There have been numerous efforts since Kansas City Power Light Co. v. McKay, supra, by public utilities such as the Alabama Power Company to distinguish cases that are factually the same as the case now presented to this Court from the Kansas City Power Light Co. v. McKay doctrine. In this connection, see Iowa-Illinois Gas and Electric Company v. Benson, et al., 247 F.2d 22, cert. denied, 356 U.S. 949, 78 S.Ct. 913, 2 L. Ed.2d 842, and Pennsylvania R. Co. v. Dillon, 118 U.S.App.D.C. 257, 335 F.2d 292, cert. denied, American-Hawaiian S.S. Co. v. Dillon, 379 U.S. 945, 85 S.Ct. 437, 13 L.Ed.2d 543. In each instance where the public utility claimed a competitive injury, as the Alabama Power Company does in this case, and sought to base its standing for judicial relief on either the Administrative Procedures Act, the allegation that the action of the REA was arbitrary and capricious, that the action in securing contracts for the purpose of guaranteeing the repayment of the loan constituted a restraint of trade in violation of the Sherman Antitrust Act and the Clayton Act, or that the action of the officials of the REA and the cooperatives securing the loan constituted an illegal combination or conspiracy, such contentions have been fully dealt with by the courts concerned and found to be without merit. Kansas City Power Light Co. v. McKay, supra; Alabama Power Company v. Ickes, supra; Tennessee Electric Power Company v. T.V.A., supra; Duke Power Company v. Greenwood, supra; Iowa-Illinois Gas and Electric Company v. Benson, et al., supra; Pennsylvania R. Co. v. Dillon, supra. Likewise, the argument of unconstitutionality advanced in this case by the Alabama Power Company is based upon the contention that the loan if consummated would violate the due process clause of the Fifth Amendment to the Federal Constitution. This is the same argument that was rejected by the Supreme Court of the United States in Alabama Power Company v. Ickes, supra, and Tennessee Power Company v. T.V.A., supra.

5 U.S.C.A. § 1001 et seq.

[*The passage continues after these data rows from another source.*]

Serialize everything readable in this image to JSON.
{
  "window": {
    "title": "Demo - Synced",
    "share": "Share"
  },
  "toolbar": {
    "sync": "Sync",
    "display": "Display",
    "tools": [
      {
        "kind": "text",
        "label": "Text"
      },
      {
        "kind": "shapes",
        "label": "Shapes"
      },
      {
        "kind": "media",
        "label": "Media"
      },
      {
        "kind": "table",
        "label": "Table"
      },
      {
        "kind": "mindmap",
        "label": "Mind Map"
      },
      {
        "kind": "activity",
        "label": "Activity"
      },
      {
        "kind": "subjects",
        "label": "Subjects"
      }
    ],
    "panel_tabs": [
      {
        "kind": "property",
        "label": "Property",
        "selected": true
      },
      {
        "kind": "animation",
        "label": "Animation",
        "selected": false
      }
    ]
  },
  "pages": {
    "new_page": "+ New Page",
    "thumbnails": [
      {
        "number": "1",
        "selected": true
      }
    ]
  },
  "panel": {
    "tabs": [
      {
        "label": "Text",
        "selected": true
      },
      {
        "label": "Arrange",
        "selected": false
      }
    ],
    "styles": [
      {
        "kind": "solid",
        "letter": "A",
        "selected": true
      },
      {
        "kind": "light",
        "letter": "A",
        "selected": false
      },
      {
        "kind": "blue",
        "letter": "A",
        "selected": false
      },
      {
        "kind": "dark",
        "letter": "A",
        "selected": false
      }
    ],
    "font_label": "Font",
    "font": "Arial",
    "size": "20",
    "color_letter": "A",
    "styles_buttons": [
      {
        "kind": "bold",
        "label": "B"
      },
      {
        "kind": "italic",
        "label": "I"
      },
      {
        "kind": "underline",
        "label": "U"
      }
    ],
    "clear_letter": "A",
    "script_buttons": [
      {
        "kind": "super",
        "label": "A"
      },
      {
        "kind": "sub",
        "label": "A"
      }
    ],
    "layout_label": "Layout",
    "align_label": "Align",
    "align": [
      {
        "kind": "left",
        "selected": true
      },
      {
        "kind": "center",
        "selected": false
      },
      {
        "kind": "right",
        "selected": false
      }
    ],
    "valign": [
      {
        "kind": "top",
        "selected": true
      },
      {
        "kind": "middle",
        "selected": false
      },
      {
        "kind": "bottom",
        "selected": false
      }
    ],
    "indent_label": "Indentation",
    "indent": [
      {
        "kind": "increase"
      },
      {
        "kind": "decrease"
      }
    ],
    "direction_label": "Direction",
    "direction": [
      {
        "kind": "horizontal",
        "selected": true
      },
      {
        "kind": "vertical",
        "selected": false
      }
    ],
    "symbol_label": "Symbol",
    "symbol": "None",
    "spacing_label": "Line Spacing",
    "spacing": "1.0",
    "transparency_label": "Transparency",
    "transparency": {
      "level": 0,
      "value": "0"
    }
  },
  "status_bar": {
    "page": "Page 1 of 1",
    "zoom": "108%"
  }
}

The Alabama Power Company in this case strongly emphasizes its antitrust theory and argues strenuously in support thereof. The action being taken by this Court in dismissing the Alabama Power Company's case for the reason that that company has no standing under the facts in this particular case to maintain this action against these defendants is particularly appropriate insofar as the antitrust argument is concerned. In this connection, see Eastern Railroad Presidents Conference, et al. v. Noerr Motor Freight, Inc., et al., 365 U.S. 127, 81 S. Ct. 523, 5 L.Ed.2d 464, wherein the Supreme Court of the United States stated:

"* * * the Sherman Act forbids only those trade restraints and monopolizations that are created, or attempted, by the acts of `individuals or combinations of individuals or corporations.' Accordingly, it has been held that where a restraint upon trade or monopolization is the result of valid governmental action, as opposed to private action, no violation of the Act can be made out. These decisions rest upon the fact that under our form of government the question whether a law of that kind should pass, or if passed be enforced, is the responsibility of the appropriate legislative or executive branch of government so long as the law itself does not violate some provision of the Constitution."

In this connection, see also United States v. Rock Royal Co-operative, Inc., 307 U.S. 533, 59 S.Ct. 993, 83 L.Ed. 1446, and Parker v. Brown, 317 U.S. 341, 63 S.Ct. 307, 87 L.Ed. 315.

For the foregoing reasons, a formal order will be entered denying the motion of the Alabama Power Company for a preliminary injunction and granting the motions of the defendants to dismiss this action.


An alternative to Lexis that does not break the bank.

Casetext does more than Lexis for less than $65 per month.